Some are also holding on for the halving. The halving is an event that causes mining rewards to be cut in half. It’s programmed to occur after a certain number of bitcoin have been mined. Estimates put the halving at some time in May 2020.

Historically, every halving has resulted in a price increase. However, it’s difficult to predict how this one will move since so much has happened in the years between halvings. Many holders predict the price will rise and are content to sit on their mountain of digital gold until the halving passes.

Reason 4: Altcoin Interference

During the bubble days, money moved from BTC to altcoins at an unprecedented rate. In fact, Bitcoin represented 84% of the crypto-currency market at the end of February 2017. And during its peak at the start of 2018, it slid down to just 32% of the market.

Much of that money never came back. Bitcoin hasn’t broken the 70% barrier since the bubble burst, although it has remained rather steady in the high 60s. Essentially, some of the wealth that Bitcoin accrued on its best days has left permanently.

The Little Coins that Couldn’t

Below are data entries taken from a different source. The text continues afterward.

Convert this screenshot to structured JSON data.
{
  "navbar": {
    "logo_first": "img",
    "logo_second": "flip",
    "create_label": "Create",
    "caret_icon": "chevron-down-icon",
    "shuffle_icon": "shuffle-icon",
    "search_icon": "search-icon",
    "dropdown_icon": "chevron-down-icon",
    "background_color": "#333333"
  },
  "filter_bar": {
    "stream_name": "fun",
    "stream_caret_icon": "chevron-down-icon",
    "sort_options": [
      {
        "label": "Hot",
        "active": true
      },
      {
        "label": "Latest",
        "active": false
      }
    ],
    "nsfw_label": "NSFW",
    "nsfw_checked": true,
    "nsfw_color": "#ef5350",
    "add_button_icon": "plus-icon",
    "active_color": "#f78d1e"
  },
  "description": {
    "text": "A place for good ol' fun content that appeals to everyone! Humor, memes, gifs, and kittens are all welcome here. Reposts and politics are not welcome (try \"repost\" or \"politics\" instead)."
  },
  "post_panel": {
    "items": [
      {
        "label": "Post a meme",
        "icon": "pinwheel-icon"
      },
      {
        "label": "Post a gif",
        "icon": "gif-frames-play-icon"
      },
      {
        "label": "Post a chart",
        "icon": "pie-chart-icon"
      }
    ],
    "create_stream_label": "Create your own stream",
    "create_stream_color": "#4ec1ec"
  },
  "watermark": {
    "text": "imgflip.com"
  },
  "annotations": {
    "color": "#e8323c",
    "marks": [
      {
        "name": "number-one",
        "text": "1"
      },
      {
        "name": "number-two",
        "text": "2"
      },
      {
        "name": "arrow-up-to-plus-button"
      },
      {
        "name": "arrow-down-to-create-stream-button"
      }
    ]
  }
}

A large number of niche altcoins simply appeared and vanished, like a blip on the radar. Similar to the dot-com bubble of 1999, many altcoins were little more than white papers with good ideas on them. People threw money into coins that would ultimately evaporate into nothing.

Reason 5: The Technicals Don’t Lie

Finally, a quick technical analysis raises the alarm bells. A double-top formation, marking the end of a head-and-shoulders pattern, formed prior to this crash. Most people expected a drop, albeit one to the support levels in the $8,200 range or, at worst, a decline to $7,500.

Technically, It Looks Bad

The drop was much worse than expected, which has shaken investor confidence. To trust BTC to go back to its $10,000+ levels means we need to reestablish support between $8 and $9k. That hasn’t happened yet, and there is no sign that it will according to the charts. Some sources suggest we may have to drop further before things get better.

Can the Bitcoin Price Rebound?

So, will the Bitcoin price return to its previous highs of 2019? Or are we stuck waiting for 2020? It looks like the latter situation may be necessary.

From a technical perspective, we may have to slide all the way down to the low-mid $6k level, where there is strong support for higher prices. However prices would be highly unlikely to break through this floor. In fact, $6,000-6,500 might be a great place to add to your position if you are looking to do so.

What Else to Watch for

Further crackdowns on crypto in Asia are likely to keep the price from springing upwards. China shows no willingness to regulate disruptive technology, instead continuing its path of obliteration. Although Western governments have shown a tendency to accept BTC and its brethren, there still isn’t enough institutional support to encourage demand.

We anticipate a bit of fervor around Bitcoin in the weeks prior to the halving. Chances are this will attract some of the casual investors back into the fold for a while. That could be the catalyst we’ve been waiting for. In fact, if that buzz develops, we could see a significant price hike occur around the halving. Since the mining reward will drop, but the costs of mining won’t, miners are likely to expect higher prices to compensate.

Excitement before the halving combined with the actual economic impact of the event itself could build the perfect storm for a bull run. The question is not if there will be another bull market for Bitcoin, but rather when it will land, and how much of the carcass will the bears have devoured in the months before.

The Last Word

Always remember that betting on Bitcoin, like any financial asset, carries some risk. You should do your due diligence and be mindful of market fluctuations. We’ve covered the five main reasons why the bitcoin price has fallen hard, but there are other variables.

Currency movements are just as political as they are economical. Keep your eyes on the budding trade deals between China and the US, the crypto regulations emerging out of the Americas and Europe, and even the development of state-sponsored cryptos. The best investor is the most informed one. Good luck out there.